───── Available data ─────

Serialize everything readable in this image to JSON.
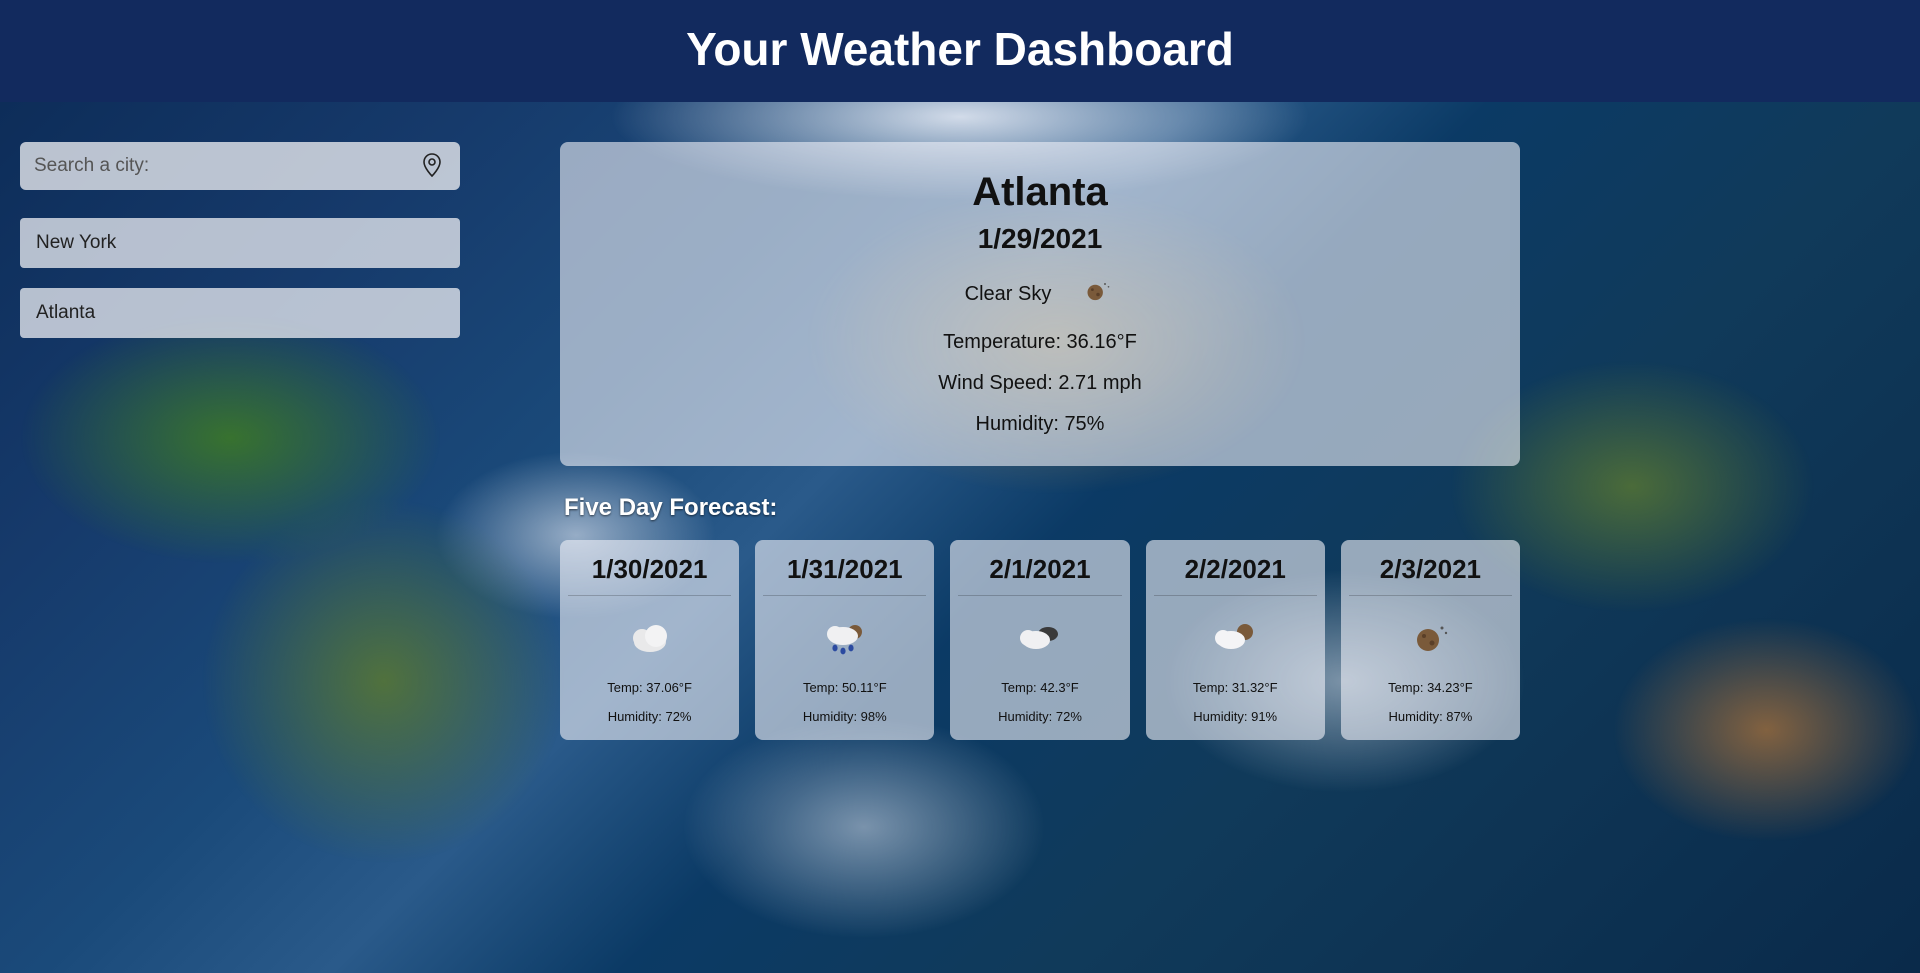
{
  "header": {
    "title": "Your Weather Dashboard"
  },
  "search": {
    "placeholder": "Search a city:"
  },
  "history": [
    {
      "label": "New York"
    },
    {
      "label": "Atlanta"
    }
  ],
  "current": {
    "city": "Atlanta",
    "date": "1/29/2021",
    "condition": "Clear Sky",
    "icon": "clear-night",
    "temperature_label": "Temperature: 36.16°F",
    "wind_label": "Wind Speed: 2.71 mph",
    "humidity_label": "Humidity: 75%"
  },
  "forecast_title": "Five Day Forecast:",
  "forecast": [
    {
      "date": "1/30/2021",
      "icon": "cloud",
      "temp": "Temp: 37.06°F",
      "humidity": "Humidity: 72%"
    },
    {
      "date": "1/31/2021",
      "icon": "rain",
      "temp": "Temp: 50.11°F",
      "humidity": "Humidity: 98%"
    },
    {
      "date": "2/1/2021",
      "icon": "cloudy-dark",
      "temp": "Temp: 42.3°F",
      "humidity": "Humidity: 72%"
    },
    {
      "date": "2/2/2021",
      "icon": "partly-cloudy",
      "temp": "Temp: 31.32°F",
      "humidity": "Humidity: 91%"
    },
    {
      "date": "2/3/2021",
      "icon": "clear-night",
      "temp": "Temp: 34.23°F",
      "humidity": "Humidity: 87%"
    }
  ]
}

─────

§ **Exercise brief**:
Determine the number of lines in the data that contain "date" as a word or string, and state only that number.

§ **Response for this exercise**:
6